───── DATA SHOWN

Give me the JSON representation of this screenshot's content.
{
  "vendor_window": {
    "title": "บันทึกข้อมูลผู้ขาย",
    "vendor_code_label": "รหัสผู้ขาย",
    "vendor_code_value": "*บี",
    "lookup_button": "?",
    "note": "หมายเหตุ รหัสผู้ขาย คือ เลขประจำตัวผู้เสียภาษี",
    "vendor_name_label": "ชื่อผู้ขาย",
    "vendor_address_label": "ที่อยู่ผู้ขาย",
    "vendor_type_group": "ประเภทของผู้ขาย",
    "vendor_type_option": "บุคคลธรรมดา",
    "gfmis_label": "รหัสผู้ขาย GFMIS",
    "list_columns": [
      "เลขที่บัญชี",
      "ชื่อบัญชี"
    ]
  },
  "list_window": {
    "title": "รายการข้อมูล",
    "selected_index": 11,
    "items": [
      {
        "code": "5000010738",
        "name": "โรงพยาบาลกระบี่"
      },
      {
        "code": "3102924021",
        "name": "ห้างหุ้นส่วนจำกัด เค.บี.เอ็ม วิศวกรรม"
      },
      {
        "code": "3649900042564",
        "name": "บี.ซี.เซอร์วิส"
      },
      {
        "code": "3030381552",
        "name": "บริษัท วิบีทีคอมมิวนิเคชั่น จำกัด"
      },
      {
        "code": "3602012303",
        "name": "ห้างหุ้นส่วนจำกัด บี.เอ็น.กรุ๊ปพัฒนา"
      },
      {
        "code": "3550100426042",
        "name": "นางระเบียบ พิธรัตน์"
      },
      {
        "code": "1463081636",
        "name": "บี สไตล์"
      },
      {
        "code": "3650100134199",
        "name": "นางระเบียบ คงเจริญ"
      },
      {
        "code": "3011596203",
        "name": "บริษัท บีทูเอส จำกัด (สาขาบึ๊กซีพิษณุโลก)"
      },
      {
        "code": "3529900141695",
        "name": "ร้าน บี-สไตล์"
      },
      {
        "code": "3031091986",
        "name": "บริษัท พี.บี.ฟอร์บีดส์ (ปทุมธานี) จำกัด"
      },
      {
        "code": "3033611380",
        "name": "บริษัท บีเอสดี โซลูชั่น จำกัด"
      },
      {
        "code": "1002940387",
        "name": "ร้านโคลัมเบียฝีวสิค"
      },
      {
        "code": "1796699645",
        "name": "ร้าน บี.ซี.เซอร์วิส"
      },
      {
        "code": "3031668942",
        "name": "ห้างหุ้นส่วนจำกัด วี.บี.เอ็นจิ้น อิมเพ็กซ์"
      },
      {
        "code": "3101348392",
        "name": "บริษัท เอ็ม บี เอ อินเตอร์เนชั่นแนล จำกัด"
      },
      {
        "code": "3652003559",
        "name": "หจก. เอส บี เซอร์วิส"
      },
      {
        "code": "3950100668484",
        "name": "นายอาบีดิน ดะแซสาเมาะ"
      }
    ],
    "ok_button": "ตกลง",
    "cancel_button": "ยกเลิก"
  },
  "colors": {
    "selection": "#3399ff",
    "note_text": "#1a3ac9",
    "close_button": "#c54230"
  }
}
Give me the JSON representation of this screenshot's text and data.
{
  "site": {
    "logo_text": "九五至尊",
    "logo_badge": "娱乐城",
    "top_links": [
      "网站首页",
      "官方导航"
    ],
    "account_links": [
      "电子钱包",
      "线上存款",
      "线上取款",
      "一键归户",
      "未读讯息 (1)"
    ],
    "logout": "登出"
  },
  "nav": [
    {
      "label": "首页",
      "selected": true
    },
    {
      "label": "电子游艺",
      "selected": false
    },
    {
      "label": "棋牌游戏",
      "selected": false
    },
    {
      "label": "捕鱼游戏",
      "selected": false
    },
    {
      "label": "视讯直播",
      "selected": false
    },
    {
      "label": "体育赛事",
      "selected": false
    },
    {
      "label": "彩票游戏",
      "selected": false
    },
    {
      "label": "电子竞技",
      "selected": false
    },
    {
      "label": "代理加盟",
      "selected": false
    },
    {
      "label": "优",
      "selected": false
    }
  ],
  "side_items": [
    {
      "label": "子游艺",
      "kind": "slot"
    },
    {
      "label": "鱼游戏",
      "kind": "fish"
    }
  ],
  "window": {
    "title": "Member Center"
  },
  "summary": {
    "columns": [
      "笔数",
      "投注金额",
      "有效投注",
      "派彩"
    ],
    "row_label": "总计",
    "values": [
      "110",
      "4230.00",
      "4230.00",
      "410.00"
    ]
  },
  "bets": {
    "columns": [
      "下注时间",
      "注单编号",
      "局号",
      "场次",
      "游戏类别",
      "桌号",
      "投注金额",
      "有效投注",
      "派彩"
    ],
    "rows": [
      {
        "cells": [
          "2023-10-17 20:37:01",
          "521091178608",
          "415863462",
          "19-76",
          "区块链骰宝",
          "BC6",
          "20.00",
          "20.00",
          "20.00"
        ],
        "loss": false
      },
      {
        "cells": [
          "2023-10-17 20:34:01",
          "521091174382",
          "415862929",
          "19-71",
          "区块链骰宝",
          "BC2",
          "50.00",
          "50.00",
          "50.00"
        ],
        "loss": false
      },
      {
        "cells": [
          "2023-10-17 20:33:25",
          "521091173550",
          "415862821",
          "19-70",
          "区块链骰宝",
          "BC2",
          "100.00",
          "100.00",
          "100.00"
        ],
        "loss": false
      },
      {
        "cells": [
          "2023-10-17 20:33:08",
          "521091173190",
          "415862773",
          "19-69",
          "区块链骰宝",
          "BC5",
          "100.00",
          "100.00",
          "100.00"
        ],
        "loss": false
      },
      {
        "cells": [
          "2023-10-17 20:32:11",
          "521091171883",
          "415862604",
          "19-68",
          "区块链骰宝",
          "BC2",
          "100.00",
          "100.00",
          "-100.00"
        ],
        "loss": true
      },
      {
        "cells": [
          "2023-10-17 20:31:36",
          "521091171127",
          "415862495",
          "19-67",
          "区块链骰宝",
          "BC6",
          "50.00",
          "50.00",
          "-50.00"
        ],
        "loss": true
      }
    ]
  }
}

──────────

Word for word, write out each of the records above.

Give me the JSON representation of this screenshot's content.
{
  "vendor_window": {
    "title": "บันทึกข้อมูลผู้ขาย",
    "vendor_code_label": "รหัสผู้ขาย",
    "vendor_code_value": "*บี",
    "lookup_button": "?",
    "note": "หมายเหตุ รหัสผู้ขาย คือ เลขประจำตัวผู้เสียภาษี",
    "vendor_name_label": "ชื่อผู้ขาย",
    "vendor_address_label": "ที่อยู่ผู้ขาย",
    "vendor_type_group": "ประเภทของผู้ขาย",
    "vendor_type_option": "บุคคลธรรมดา",
    "gfmis_label": "รหัสผู้ขาย GFMIS",
    "list_columns": [
      "เลขที่บัญชี",
      "ชื่อบัญชี"
    ]
  },
  "list_window": {
    "title": "รายการข้อมูล",
    "selected_index": 11,
    "items": [
      {
        "code": "5000010738",
        "name": "โรงพยาบาลกระบี่"
      },
      {
        "code": "3102924021",
        "name": "ห้างหุ้นส่วนจำกัด เค.บี.เอ็ม วิศวกรรม"
      },
      {
        "code": "3649900042564",
        "name": "บี.ซี.เซอร์วิส"
      },
      {
        "code": "3030381552",
        "name": "บริษัท วิบีทีคอมมิวนิเคชั่น จำกัด"
      },
      {
        "code": "3602012303",
        "name": "ห้างหุ้นส่วนจำกัด บี.เอ็น.กรุ๊ปพัฒนา"
      },
      {
        "code": "3550100426042",
        "name": "นางระเบียบ พิธรัตน์"
      },
      {
        "code": "1463081636",
        "name": "บี สไตล์"
      },
      {
        "code": "3650100134199",
        "name": "นางระเบียบ คงเจริญ"
      },
      {
        "code": "3011596203",
        "name": "บริษัท บีทูเอส จำกัด (สาขาบึ๊กซีพิษณุโลก)"
      },
      {
        "code": "3529900141695",
        "name": "ร้าน บี-สไตล์"
      },
      {
        "code": "3031091986",
        "name": "บริษัท พี.บี.ฟอร์บีดส์ (ปทุมธานี) จำกัด"
      },
      {
        "code": "3033611380",
        "name": "บริษัท บีเอสดี โซลูชั่น จำกัด"
      },
      {
        "code": "1002940387",
        "name": "ร้านโคลัมเบียฝีวสิค"
      },
      {
        "code": "1796699645",
        "name": "ร้าน บี.ซี.เซอร์วิส"
      },
      {
        "code": "3031668942",
        "name": "ห้างหุ้นส่วนจำกัด วี.บี.เอ็นจิ้น อิมเพ็กซ์"
      },
      {
        "code": "3101348392",
        "name": "บริษัท เอ็ม บี เอ อินเตอร์เนชั่นแนล จำกัด"
      },
      {
        "code": "3652003559",
        "name": "หจก. เอส บี เซอร์วิส"
      },
      {
        "code": "3950100668484",
        "name": "นายอาบีดิน ดะแซสาเมาะ"
      }
    ],
    "ok_button": "ตกลง",
    "cancel_button": "ยกเลิก"
  },
  "colors": {
    "selection": "#3399ff",
    "note_text": "#1a3ac9",
    "close_button": "#c54230"
  }
}
Give me the JSON representation of this screenshot's text and data.
{
  "site": {
    "logo_text": "九五至尊",
    "logo_badge": "娱乐城",
    "top_links": [
      "网站首页",
      "官方导航"
    ],
    "account_links": [
      "电子钱包",
      "线上存款",
      "线上取款",
      "一键归户",
      "未读讯息 (1)"
    ],
    "logout": "登出"
  },
  "nav": [
    {
      "label": "首页",
      "selected": true
    },
    {
      "label": "电子游艺",
      "selected": false
    },
    {
      "label": "棋牌游戏",
      "selected": false
    },
    {
      "label": "捕鱼游戏",
      "selected": false
    },
    {
      "label": "视讯直播",
      "selected": false
    },
    {
      "label": "体育赛事",
      "selected": false
    },
    {
      "label": "彩票游戏",
      "selected": false
    },
    {
      "label": "电子竞技",
      "selected": false
    },
    {
      "label": "代理加盟",
      "selected": false
    },
    {
      "label": "优",
      "selected": false
    }
  ],
  "side_items": [
    {
      "label": "子游艺",
      "kind": "slot"
    },
    {
      "label": "鱼游戏",
      "kind": "fish"
    }
  ],
  "window": {
    "title": "Member Center"
  },
  "summary": {
    "columns": [
      "笔数",
      "投注金额",
      "有效投注",
      "派彩"
    ],
    "row_label": "总计",
    "values": [
      "110",
      "4230.00",
      "4230.00",
      "410.00"
    ]
  },
  "bets": {
    "columns": [
      "下注时间",
      "注单编号",
      "局号",
      "场次",
      "游戏类别",
      "桌号",
      "投注金额",
      "有效投注",
      "派彩"
    ],
    "rows": [
      {
        "cells": [
          "2023-10-17 20:37:01",
          "521091178608",
          "415863462",
          "19-76",
          "区块链骰宝",
          "BC6",
          "20.00",
          "20.00",
          "20.00"
        ],
        "loss": false
      },
      {
        "cells": [
          "2023-10-17 20:34:01",
          "521091174382",
          "415862929",
          "19-71",
          "区块链骰宝",
          "BC2",
          "50.00",
          "50.00",
          "50.00"
        ],
        "loss": false
      },
      {
        "cells": [
          "2023-10-17 20:33:25",
          "521091173550",
          "415862821",
          "19-70",
          "区块链骰宝",
          "BC2",
          "100.00",
          "100.00",
          "100.00"
        ],
        "loss": false
      },
      {
        "cells": [
          "2023-10-17 20:33:08",
          "521091173190",
          "415862773",
          "19-69",
          "区块链骰宝",
          "BC5",
          "100.00",
          "100.00",
          "100.00"
        ],
        "loss": false
      },
      {
        "cells": [
          "2023-10-17 20:32:11",
          "521091171883",
          "415862604",
          "19-68",
          "区块链骰宝",
          "BC2",
          "100.00",
          "100.00",
          "-100.00"
        ],
        "loss": true
      },
      {
        "cells": [
          "2023-10-17 20:31:36",
          "521091171127",
          "415862495",
          "19-67",
          "区块链骰宝",
          "BC6",
          "50.00",
          "50.00",
          "-50.00"
        ],
        "loss": true
      }
    ]
  }
}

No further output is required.